It is a gruesome thought.
But when Eldad Regev and Ehud Goldwasser, the two soldiers taken captive by Hezbollah just before the second Lebanon war, were handed back to Israel, their bodies were in coffins. Surprise. Sergey Lavrov, the Russian foreign minister, and Bernard Kouchner, his French counterpart, had vouched that they were alive. Other intermediaries assumed the same and assured Jerusalem of the same.
The Israeli government has now insisted that Gilad Shalit be brought alive to cross the border with Gaza before any of the hundreds of Palestinian terrorists are released and before a solid truce (or as solid a truce as can be had with Hamas) goes into effect, and that it has done so precisely because it fears that he is dead.
Hamas is a gang of monstrous men and it has held the innocents of Gaza hostage to its murderous designs. What I don't grasp is why Israel's government permitted hundreds and hundreds of trucks full of supplies into the Strip before Shalit was safely in its hands. After all, relief also aids Hamas, which is right now preparing for the next round.

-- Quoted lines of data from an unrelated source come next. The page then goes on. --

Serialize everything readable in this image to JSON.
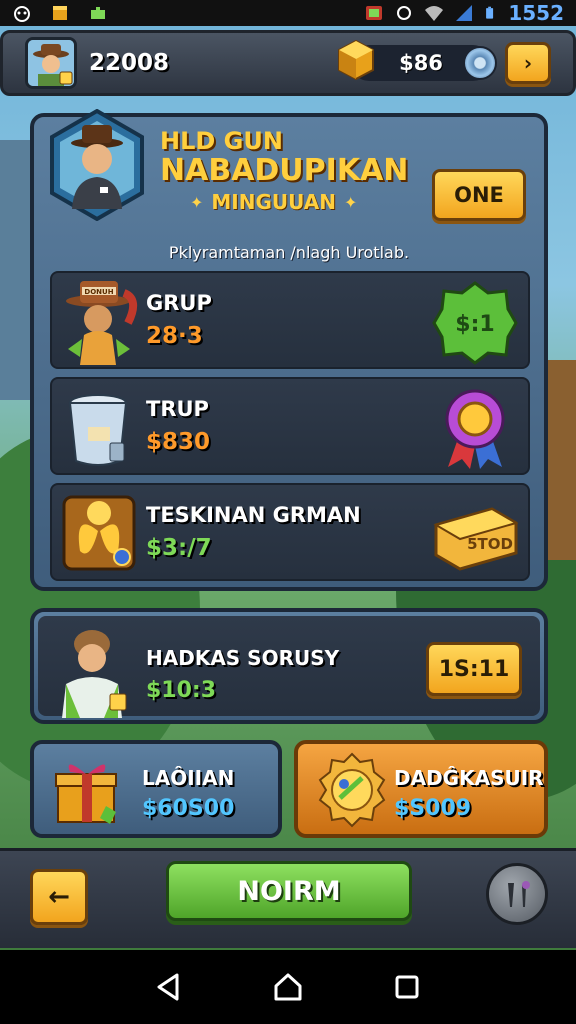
{
  "status_bar": {
    "time": "1552",
    "icons": [
      "alien-icon",
      "box-icon",
      "puzzle-icon",
      "battery-saver-icon",
      "sync-icon",
      "wifi-icon",
      "signal-icon",
      "battery-icon"
    ]
  },
  "top_bar": {
    "score": "22008",
    "currency": "$86",
    "arrow_label": "›"
  },
  "main_panel": {
    "title_line1": "HLD GUN",
    "title_line2": "NABADUPIKAN",
    "subtitle": "MINGUUAN",
    "one_button": "ONE",
    "description": "Pklyramtaman /nlagh Urotlab.",
    "items": [
      {
        "name": "GRUP",
        "price": "28·3",
        "hat_text": "DONUH",
        "reward_label": "$:1"
      },
      {
        "name": "TRUP",
        "price": "$830",
        "reward_label": ""
      },
      {
        "name": "TESKINAN GRMAN",
        "price": "$3:/7",
        "reward_label": "5TOD"
      }
    ]
  },
  "offer": {
    "name": "HADKAS SORUSY",
    "price": "$10:3",
    "button": "1S:11"
  },
  "cards": {
    "left": {
      "name": "LAÔIIAN",
      "price": "$60S00"
    },
    "right": {
      "name": "DADĜKASUIR",
      "price": "$S009"
    }
  },
  "action_bar": {
    "back_label": "←",
    "confirm_label": "NOIRM"
  },
  "colors": {
    "gold_title": "#ffcf3e",
    "green_price": "#7ed957",
    "orange_price": "#ff9a2a",
    "blue_price": "#52c6ff",
    "panel_blue": "#4f6f8f",
    "confirm_green": "#6cc340"
  }
}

If Shalit is dead the truce will be dead, too. And justifiably so.